> _Excerpts from an interface dataset_
-- Opening Marker --

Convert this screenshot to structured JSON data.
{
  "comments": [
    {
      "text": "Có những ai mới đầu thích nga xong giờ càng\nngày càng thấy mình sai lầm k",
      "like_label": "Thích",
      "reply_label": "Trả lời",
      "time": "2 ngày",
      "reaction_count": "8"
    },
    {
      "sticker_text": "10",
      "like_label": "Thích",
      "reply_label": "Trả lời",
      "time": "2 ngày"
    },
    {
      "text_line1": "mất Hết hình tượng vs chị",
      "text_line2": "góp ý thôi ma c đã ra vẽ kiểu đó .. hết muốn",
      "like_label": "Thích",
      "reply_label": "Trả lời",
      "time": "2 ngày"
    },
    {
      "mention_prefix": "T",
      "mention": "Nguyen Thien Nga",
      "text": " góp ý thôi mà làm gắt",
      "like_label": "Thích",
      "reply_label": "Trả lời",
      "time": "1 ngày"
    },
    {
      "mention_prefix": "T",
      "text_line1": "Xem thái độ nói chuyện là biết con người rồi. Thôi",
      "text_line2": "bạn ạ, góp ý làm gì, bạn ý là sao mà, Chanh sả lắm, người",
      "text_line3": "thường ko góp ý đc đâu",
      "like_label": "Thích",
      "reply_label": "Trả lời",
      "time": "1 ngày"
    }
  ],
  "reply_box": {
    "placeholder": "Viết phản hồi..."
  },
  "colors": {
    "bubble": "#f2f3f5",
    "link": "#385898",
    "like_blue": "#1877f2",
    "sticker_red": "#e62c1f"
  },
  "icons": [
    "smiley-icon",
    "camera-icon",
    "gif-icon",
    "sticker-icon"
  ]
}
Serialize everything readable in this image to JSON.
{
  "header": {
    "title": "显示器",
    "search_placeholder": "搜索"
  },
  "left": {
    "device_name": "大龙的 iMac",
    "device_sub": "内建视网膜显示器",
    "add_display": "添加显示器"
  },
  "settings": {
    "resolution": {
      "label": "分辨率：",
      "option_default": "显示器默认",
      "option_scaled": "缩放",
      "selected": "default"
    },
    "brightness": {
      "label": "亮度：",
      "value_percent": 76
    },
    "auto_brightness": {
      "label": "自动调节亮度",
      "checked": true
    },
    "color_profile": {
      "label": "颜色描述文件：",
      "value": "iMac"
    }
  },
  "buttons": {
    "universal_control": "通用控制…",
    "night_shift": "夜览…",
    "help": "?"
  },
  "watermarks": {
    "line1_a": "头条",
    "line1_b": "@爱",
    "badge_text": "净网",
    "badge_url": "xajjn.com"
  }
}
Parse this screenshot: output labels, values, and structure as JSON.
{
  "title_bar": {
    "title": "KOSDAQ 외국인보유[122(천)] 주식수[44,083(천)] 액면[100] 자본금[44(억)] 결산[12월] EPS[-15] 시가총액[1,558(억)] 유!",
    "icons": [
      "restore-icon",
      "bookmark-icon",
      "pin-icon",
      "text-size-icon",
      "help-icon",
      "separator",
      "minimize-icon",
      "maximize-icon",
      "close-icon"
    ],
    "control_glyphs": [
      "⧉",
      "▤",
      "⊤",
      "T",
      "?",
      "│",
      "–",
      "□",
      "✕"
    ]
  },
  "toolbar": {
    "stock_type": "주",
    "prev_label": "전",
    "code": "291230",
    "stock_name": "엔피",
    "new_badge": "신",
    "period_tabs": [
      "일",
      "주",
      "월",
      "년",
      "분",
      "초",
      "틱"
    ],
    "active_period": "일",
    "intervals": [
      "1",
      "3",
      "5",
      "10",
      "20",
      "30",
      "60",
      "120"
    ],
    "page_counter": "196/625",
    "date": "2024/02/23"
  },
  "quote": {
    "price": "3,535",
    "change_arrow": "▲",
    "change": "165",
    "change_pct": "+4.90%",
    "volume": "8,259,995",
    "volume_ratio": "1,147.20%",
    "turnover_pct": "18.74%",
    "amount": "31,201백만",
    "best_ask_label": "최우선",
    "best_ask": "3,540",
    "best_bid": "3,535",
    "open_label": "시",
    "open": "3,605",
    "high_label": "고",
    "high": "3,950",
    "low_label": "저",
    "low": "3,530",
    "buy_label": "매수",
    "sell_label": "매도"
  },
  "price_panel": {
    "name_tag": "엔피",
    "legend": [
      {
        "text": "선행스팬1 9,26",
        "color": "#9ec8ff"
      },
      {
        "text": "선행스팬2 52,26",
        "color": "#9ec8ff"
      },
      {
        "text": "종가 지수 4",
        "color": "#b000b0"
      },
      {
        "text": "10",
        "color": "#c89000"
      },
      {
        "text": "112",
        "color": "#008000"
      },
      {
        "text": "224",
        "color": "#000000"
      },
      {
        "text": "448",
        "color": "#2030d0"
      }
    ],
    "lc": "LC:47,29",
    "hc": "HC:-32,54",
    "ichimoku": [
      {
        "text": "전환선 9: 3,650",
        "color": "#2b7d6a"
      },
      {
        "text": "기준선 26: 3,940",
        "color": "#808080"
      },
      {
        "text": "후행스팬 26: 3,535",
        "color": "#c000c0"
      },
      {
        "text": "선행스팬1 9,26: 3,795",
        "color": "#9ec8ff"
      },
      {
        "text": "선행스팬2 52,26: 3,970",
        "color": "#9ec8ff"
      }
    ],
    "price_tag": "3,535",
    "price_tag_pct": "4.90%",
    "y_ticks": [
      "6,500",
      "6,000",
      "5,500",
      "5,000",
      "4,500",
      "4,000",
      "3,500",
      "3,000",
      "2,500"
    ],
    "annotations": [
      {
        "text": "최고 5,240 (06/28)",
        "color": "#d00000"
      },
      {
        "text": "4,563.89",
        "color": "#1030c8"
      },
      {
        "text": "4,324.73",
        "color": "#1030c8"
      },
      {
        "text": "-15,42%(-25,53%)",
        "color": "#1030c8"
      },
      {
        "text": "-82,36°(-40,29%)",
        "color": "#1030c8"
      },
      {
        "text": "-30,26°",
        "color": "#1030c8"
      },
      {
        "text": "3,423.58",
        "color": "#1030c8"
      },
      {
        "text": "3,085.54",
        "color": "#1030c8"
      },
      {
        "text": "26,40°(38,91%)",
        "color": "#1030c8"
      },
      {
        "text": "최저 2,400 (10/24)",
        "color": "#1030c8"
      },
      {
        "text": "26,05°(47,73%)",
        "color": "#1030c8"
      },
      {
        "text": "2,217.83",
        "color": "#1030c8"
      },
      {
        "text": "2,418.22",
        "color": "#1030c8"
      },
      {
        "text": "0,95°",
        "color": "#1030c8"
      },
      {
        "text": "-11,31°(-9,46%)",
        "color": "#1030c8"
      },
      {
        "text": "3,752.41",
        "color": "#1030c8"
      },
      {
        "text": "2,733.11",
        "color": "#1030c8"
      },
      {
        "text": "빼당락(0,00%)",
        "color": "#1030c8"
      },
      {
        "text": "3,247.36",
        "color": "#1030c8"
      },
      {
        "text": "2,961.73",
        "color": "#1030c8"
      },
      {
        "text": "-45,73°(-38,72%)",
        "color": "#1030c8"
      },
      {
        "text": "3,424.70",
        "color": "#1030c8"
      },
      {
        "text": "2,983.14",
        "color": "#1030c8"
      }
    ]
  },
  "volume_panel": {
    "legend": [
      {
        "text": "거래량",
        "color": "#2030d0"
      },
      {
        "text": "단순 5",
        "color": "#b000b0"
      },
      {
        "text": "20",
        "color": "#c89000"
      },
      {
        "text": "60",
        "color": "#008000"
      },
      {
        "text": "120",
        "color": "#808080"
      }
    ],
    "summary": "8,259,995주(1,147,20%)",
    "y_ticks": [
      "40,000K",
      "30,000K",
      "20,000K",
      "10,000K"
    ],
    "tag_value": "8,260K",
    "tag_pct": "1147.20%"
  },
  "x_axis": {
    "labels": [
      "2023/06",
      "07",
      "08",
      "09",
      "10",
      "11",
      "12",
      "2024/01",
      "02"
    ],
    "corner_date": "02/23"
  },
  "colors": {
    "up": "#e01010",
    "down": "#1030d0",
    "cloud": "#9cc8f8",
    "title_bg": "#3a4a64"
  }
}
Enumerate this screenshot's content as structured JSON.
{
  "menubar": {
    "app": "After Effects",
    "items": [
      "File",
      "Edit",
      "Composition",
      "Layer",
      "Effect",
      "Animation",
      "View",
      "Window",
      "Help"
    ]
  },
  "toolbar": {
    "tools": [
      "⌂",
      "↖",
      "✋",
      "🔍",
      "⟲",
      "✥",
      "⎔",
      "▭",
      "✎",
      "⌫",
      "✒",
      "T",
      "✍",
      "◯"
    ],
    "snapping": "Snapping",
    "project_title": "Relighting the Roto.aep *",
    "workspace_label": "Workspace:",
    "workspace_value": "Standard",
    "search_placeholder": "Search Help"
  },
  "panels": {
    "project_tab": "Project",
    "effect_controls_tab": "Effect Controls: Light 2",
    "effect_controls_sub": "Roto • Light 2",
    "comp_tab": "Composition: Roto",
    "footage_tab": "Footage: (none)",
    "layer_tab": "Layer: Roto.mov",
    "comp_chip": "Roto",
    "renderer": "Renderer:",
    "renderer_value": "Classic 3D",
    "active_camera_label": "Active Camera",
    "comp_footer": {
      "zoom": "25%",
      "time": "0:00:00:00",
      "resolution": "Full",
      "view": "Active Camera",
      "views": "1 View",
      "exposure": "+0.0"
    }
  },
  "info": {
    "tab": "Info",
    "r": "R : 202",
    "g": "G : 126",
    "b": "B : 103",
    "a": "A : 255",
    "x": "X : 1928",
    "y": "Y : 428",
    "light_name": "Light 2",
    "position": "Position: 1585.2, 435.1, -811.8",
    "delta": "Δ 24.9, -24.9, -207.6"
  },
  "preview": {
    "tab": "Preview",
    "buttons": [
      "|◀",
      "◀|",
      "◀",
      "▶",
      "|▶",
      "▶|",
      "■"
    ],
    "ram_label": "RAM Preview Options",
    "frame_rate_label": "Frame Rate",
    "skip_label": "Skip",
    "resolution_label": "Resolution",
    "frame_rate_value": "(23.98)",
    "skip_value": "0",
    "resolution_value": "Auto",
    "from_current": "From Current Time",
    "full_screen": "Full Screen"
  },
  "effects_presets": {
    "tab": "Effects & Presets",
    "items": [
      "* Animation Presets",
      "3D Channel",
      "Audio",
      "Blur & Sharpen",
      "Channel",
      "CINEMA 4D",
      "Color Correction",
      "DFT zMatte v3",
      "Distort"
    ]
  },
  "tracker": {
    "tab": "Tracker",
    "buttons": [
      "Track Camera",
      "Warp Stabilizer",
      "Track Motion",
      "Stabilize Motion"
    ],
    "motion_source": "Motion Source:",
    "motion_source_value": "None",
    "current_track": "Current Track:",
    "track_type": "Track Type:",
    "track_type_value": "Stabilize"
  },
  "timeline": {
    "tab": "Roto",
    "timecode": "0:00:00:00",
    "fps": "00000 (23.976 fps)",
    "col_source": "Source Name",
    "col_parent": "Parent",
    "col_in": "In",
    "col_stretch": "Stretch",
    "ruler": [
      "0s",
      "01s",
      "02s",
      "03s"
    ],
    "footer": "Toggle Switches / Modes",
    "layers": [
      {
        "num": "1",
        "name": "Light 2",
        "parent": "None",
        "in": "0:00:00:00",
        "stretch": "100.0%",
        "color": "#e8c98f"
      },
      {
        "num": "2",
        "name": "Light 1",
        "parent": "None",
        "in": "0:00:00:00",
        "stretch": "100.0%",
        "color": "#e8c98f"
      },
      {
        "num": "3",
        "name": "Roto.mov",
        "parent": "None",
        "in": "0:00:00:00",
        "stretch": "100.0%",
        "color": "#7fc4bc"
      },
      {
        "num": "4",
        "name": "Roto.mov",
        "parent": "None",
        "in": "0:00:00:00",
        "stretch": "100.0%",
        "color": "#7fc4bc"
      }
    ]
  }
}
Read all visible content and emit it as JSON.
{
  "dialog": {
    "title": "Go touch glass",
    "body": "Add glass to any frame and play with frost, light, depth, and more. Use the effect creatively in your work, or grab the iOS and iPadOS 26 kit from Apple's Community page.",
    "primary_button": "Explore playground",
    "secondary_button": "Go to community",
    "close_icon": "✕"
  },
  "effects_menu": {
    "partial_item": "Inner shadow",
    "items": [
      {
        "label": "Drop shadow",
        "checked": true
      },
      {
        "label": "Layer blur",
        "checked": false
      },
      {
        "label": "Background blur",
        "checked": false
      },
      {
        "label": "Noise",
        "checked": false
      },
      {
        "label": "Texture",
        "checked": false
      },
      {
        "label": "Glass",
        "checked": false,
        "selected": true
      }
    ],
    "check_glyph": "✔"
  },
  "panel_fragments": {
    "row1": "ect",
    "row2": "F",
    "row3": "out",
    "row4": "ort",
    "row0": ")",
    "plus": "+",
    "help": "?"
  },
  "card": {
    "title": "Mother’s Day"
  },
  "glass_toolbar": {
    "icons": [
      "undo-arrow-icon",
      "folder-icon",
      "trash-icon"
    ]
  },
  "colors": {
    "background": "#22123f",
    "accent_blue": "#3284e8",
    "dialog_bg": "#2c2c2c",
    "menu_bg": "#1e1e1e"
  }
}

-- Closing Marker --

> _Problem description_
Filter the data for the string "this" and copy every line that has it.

> _Response area_
Convert this screenshot to structured JSON data.
Serialize everything readable in this image to JSON.
Parse this screenshot: output labels, values, and structure as JSON.
Enumerate this screenshot's content as structured JSON.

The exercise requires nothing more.